Today, a team of researchers from University of Limerick led by Dr Sheila Killian, released the results of an audit of Ireland’s debt. The audit, commissioned by NGOs Action from Ireland (Afri), Debt and Development Coalition Ireland (DDCI) and the trade union UNITE, will provide a credible and explanatory picture of Ireland’s debt. The audit was carried out by Dr Sheila Killian, Dr John Garvey and Francis Shaw.
The EU’s new trade policy on raw materials is undermining the effort of the world’s poorest countries to develop their economies for the benefit of their population and to fight against inequality and poverty. This policy will prevent developing countries from exercising control over their natural resources, and from ensuring they get a fair price for their raw materials. Continue reading “Comhlámh’s “Stop the EU’s resources grab!” Campaign”
On Wednesday, April 13th, two thousand people gathered in Dublin’s Citywest Hotel for the sold-out POSSIBILITIES 2011 civic summit. POSSIBILITIES was organised by three Irish non-profit organisations: Afri, Children in Crossfire and SpunOut.ie and aims to inspire people, young and old, to become vocal and active in transforming our country and our planet for the better.
The event was attended by the exiled and soon to retire Tibetan leader, His Holiness the 14th Dalai Lama, who accepted a personal invitation to come to Ireland from his close friend, Derry man Richard Moore.
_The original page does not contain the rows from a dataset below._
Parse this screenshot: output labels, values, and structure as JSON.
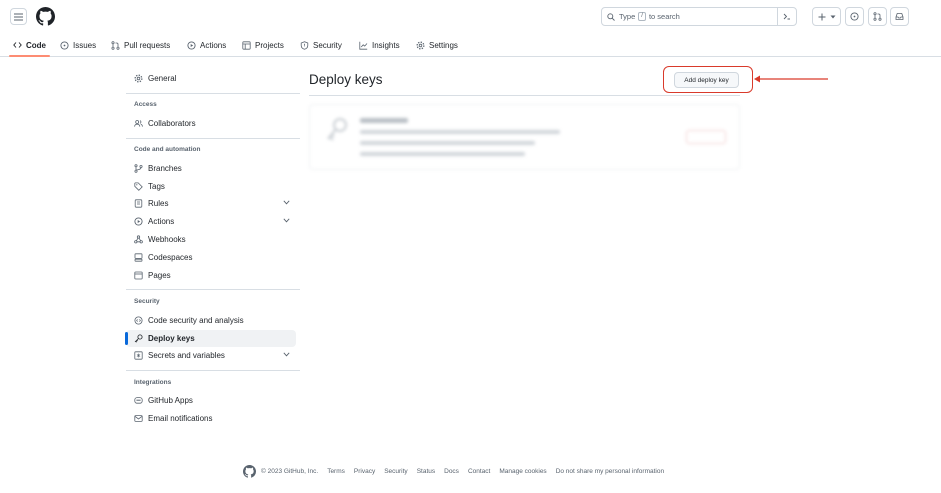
{
  "header": {
    "search_prefix": "Type",
    "search_key": "/",
    "search_suffix": "to search"
  },
  "repo_nav": {
    "tabs": [
      {
        "label": "Code",
        "icon": "code-icon"
      },
      {
        "label": "Issues",
        "icon": "issue-opened-icon"
      },
      {
        "label": "Pull requests",
        "icon": "git-pull-request-icon"
      },
      {
        "label": "Actions",
        "icon": "play-icon"
      },
      {
        "label": "Projects",
        "icon": "table-icon"
      },
      {
        "label": "Security",
        "icon": "shield-icon"
      },
      {
        "label": "Insights",
        "icon": "graph-icon"
      },
      {
        "label": "Settings",
        "icon": "gear-icon"
      }
    ]
  },
  "sidebar": {
    "general": "General",
    "access_heading": "Access",
    "collaborators": "Collaborators",
    "code_heading": "Code and automation",
    "branches": "Branches",
    "tags": "Tags",
    "rules": "Rules",
    "actions": "Actions",
    "webhooks": "Webhooks",
    "codespaces": "Codespaces",
    "pages": "Pages",
    "security_heading": "Security",
    "code_security": "Code security and analysis",
    "deploy_keys": "Deploy keys",
    "secrets": "Secrets and variables",
    "integrations_heading": "Integrations",
    "github_apps": "GitHub Apps",
    "email_notifications": "Email notifications"
  },
  "main": {
    "title": "Deploy keys",
    "add_button": "Add deploy key"
  },
  "footer": {
    "copyright": "© 2023 GitHub, Inc.",
    "links": [
      "Terms",
      "Privacy",
      "Security",
      "Status",
      "Docs",
      "Contact",
      "Manage cookies",
      "Do not share my personal information"
    ]
  },
  "colors": {
    "accent_blue": "#0969da",
    "tab_underline": "#fd8c73",
    "highlight_red": "#d93a2b"
  }
}
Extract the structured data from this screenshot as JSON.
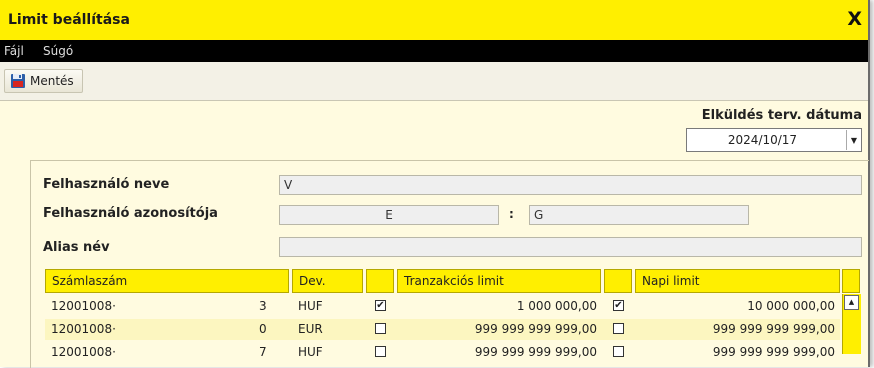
{
  "window": {
    "title": "Limit beállítása",
    "close_glyph": "X"
  },
  "menu": {
    "file": "Fájl",
    "help": "Súgó"
  },
  "toolbar": {
    "save_label": "Mentés",
    "save_icon": "floppy-disk-icon"
  },
  "send_date": {
    "label": "Elküldés terv. dátuma",
    "value": "2024/10/17"
  },
  "form": {
    "username_label": "Felhasználó neve",
    "username_value": "V",
    "userid_label": "Felhasználó azonosítója",
    "userid_part1": "E",
    "userid_sep": ":",
    "userid_part2": "G",
    "alias_label": "Alias név",
    "alias_value": ""
  },
  "table": {
    "headers": {
      "account": "Számlaszám",
      "currency": "Dev.",
      "tx_limit": "Tranzakciós limit",
      "daily_limit": "Napi limit"
    },
    "rows": [
      {
        "account": "12001008·",
        "suffix": "3",
        "currency": "HUF",
        "tx_checked": true,
        "tx_limit": "1 000 000,00",
        "daily_checked": true,
        "daily_limit": "10 000 000,00"
      },
      {
        "account": "12001008·",
        "suffix": "0",
        "currency": "EUR",
        "tx_checked": false,
        "tx_limit": "999 999 999 999,00",
        "daily_checked": false,
        "daily_limit": "999 999 999 999,00"
      },
      {
        "account": "12001008·",
        "suffix": "7",
        "currency": "HUF",
        "tx_checked": false,
        "tx_limit": "999 999 999 999,00",
        "daily_checked": false,
        "daily_limit": "999 999 999 999,00"
      }
    ]
  },
  "colors": {
    "accent_yellow": "#ffef00",
    "menubar_black": "#000000",
    "row_alt": "#fcf6c0"
  }
}
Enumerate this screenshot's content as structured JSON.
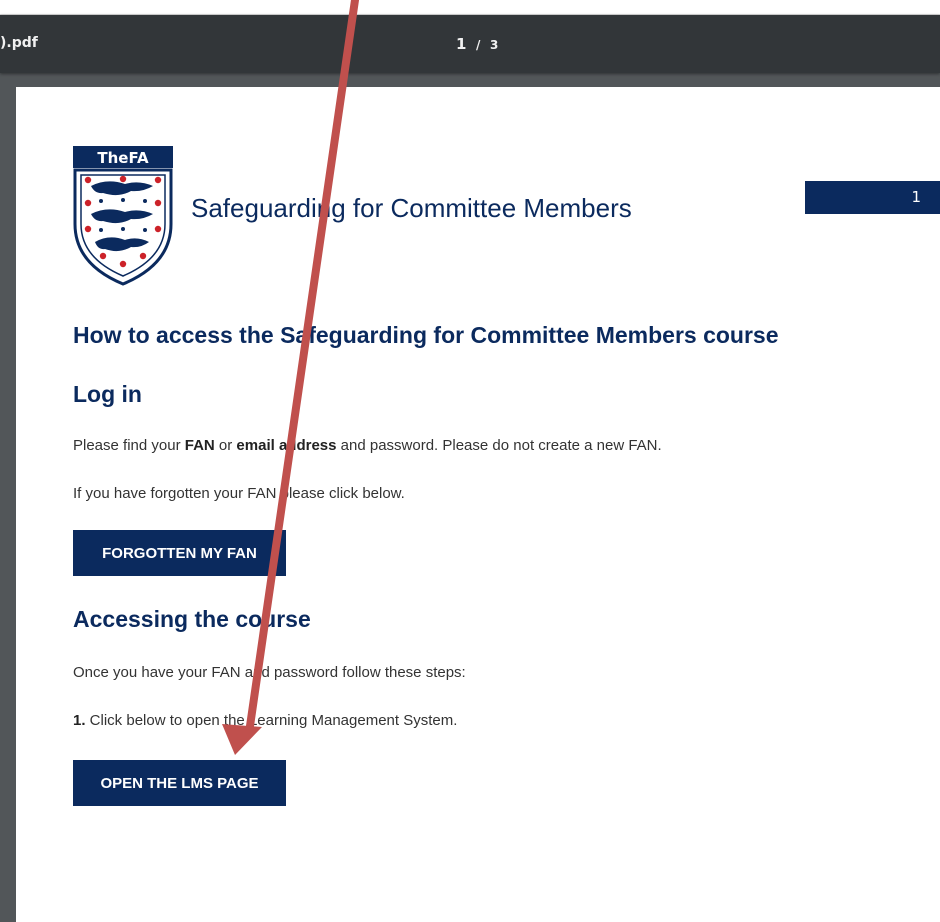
{
  "toolbar": {
    "filename": ").pdf",
    "current_page": "1",
    "separator": "/",
    "total_pages": "3"
  },
  "crest": {
    "logo_text": "TheFA",
    "primary_color": "#0b2a5e",
    "accent_color": "#cc2229"
  },
  "document": {
    "title": "Safeguarding for Committee Members",
    "page_box_number": "1",
    "heading": "How to access the Safeguarding for Committee Members course",
    "login": {
      "heading": "Log in",
      "para1_pre": "Please find your ",
      "para1_fan": "FAN",
      "para1_mid": " or ",
      "para1_email": "email address",
      "para1_post": " and password. Please do not create a new FAN.",
      "para2": "If you have forgotten your FAN please click below.",
      "button": "FORGOTTEN MY FAN"
    },
    "course": {
      "heading": "Accessing the course",
      "para1": "Once you have your FAN and password follow these steps:",
      "step_number": "1.",
      "step_text": " Click below to open the Learning Management System.",
      "button": "OPEN THE LMS PAGE"
    }
  },
  "annotation": {
    "arrow_color": "#c0504d",
    "arrow_icon": "red-arrow-icon"
  }
}
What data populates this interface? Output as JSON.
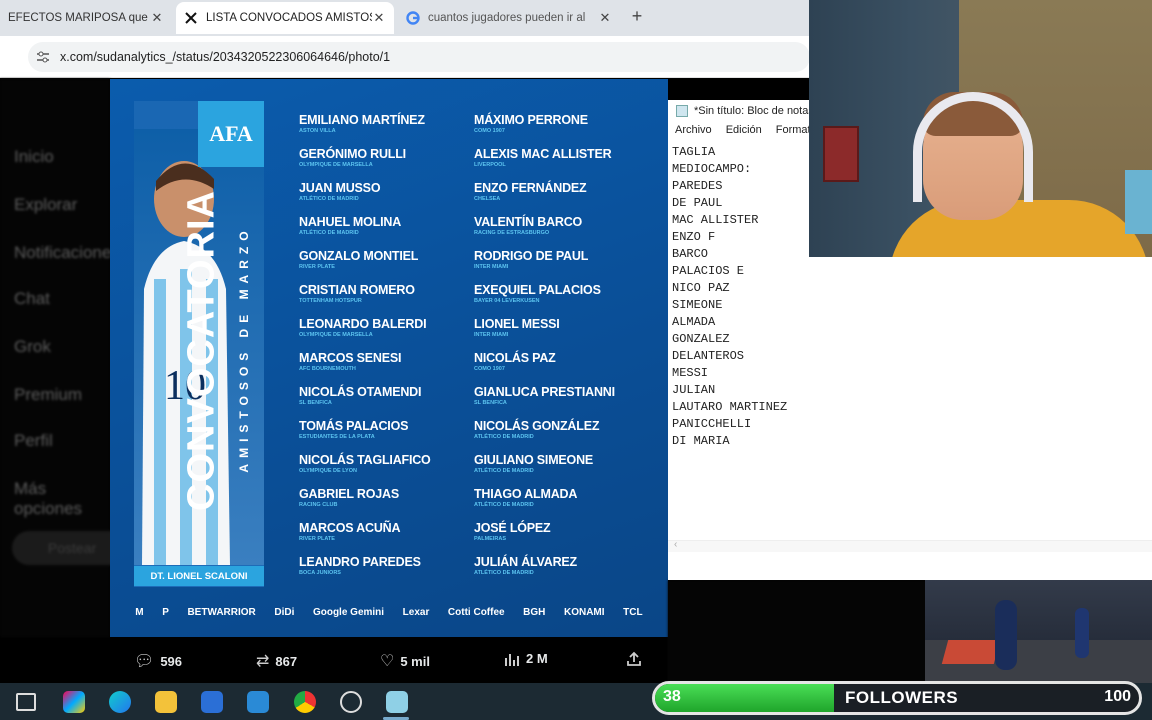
{
  "browser": {
    "tabs": [
      {
        "label": "EFECTOS MARIPOSA que al",
        "favicon": "tab-favicon"
      },
      {
        "label": "LISTA CONVOCADOS AMISTOS",
        "favicon": "x-logo-icon"
      },
      {
        "label": "cuantos jugadores pueden ir al",
        "favicon": "google-icon"
      }
    ],
    "url": "x.com/sudanalytics_/status/2034320522306064646/photo/1"
  },
  "x_sidebar": [
    "Inicio",
    "Explorar",
    "Notificaciones",
    "Chat",
    "Grok",
    "Premium",
    "Perfil",
    "Más opciones"
  ],
  "x_post_button": "Postear",
  "graphic": {
    "title": "CONVOCATORIA",
    "subtitle": "AMISTOSOS DE MARZO",
    "badge": "AFA",
    "coach": "DT. LIONEL SCALONI",
    "players_left": [
      {
        "name": "EMILIANO MARTÍNEZ",
        "club": "ASTON VILLA"
      },
      {
        "name": "GERÓNIMO RULLI",
        "club": "OLYMPIQUE DE MARSELLA"
      },
      {
        "name": "JUAN MUSSO",
        "club": "ATLÉTICO DE MADRID"
      },
      {
        "name": "NAHUEL MOLINA",
        "club": "ATLÉTICO DE MADRID"
      },
      {
        "name": "GONZALO MONTIEL",
        "club": "RIVER PLATE"
      },
      {
        "name": "CRISTIAN ROMERO",
        "club": "TOTTENHAM HOTSPUR"
      },
      {
        "name": "LEONARDO BALERDI",
        "club": "OLYMPIQUE DE MARSELLA"
      },
      {
        "name": "MARCOS SENESI",
        "club": "AFC BOURNEMOUTH"
      },
      {
        "name": "NICOLÁS OTAMENDI",
        "club": "SL BENFICA"
      },
      {
        "name": "TOMÁS PALACIOS",
        "club": "ESTUDIANTES DE LA PLATA"
      },
      {
        "name": "NICOLÁS TAGLIAFICO",
        "club": "OLYMPIQUE DE LYON"
      },
      {
        "name": "GABRIEL ROJAS",
        "club": "RACING CLUB"
      },
      {
        "name": "MARCOS ACUÑA",
        "club": "RIVER PLATE"
      },
      {
        "name": "LEANDRO PAREDES",
        "club": "BOCA JUNIORS"
      }
    ],
    "players_right": [
      {
        "name": "MÁXIMO PERRONE",
        "club": "COMO 1907"
      },
      {
        "name": "ALEXIS MAC ALLISTER",
        "club": "LIVERPOOL"
      },
      {
        "name": "ENZO FERNÁNDEZ",
        "club": "CHELSEA"
      },
      {
        "name": "VALENTÍN BARCO",
        "club": "RACING DE ESTRASBURGO"
      },
      {
        "name": "RODRIGO DE PAUL",
        "club": "INTER MIAMI"
      },
      {
        "name": "EXEQUIEL PALACIOS",
        "club": "BAYER 04 LEVERKUSEN"
      },
      {
        "name": "LIONEL MESSI",
        "club": "INTER MIAMI"
      },
      {
        "name": "NICOLÁS PAZ",
        "club": "COMO 1907"
      },
      {
        "name": "GIANLUCA PRESTIANNI",
        "club": "SL BENFICA"
      },
      {
        "name": "NICOLÁS GONZÁLEZ",
        "club": "ATLÉTICO DE MADRID"
      },
      {
        "name": "GIULIANO SIMEONE",
        "club": "ATLÉTICO DE MADRID"
      },
      {
        "name": "THIAGO ALMADA",
        "club": "ATLÉTICO DE MADRID"
      },
      {
        "name": "JOSÉ LÓPEZ",
        "club": "PALMEIRAS"
      },
      {
        "name": "JULIÁN ÁLVAREZ",
        "club": "ATLÉTICO DE MADRID"
      }
    ],
    "sponsors": [
      "M",
      "P",
      "BETWARRIOR",
      "DiDi",
      "Google Gemini",
      "Lexar",
      "Cotti Coffee",
      "BGH",
      "KONAMI",
      "TCL"
    ]
  },
  "tweet_actions": {
    "replies": "596",
    "reposts": "867",
    "likes": "5 mil",
    "views": "2 M"
  },
  "notepad": {
    "title": "*Sin título: Bloc de notas",
    "menu": [
      "Archivo",
      "Edición",
      "Formato"
    ],
    "lines": [
      "TAGLIA",
      "MEDIOCAMPO:",
      "PAREDES",
      "DE PAUL",
      "MAC ALLISTER",
      "ENZO F",
      "BARCO",
      "PALACIOS E",
      "NICO PAZ",
      "SIMEONE",
      "ALMADA",
      "GONZALEZ",
      "DELANTEROS",
      "MESSI",
      "JULIAN",
      "LAUTARO MARTINEZ",
      "PANICCHELLI",
      "DI MARIA"
    ]
  },
  "followers_widget": {
    "current": "38",
    "label": "FOLLOWERS",
    "goal": "100",
    "progress": 0.38
  }
}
Richard was blinded by a rubber bullet at the age of 10, and went on to seek out and befriend the British soldier who shot him.
The Dalai Lama spoke on the subject of ‘Universal Responsibility’ and how taking action for change is something we all have a duty to do. Following the Possibilities Summit, the Dalai Lama went on to speak at events in Kildare and Limerick as part of his third visit to the Republic.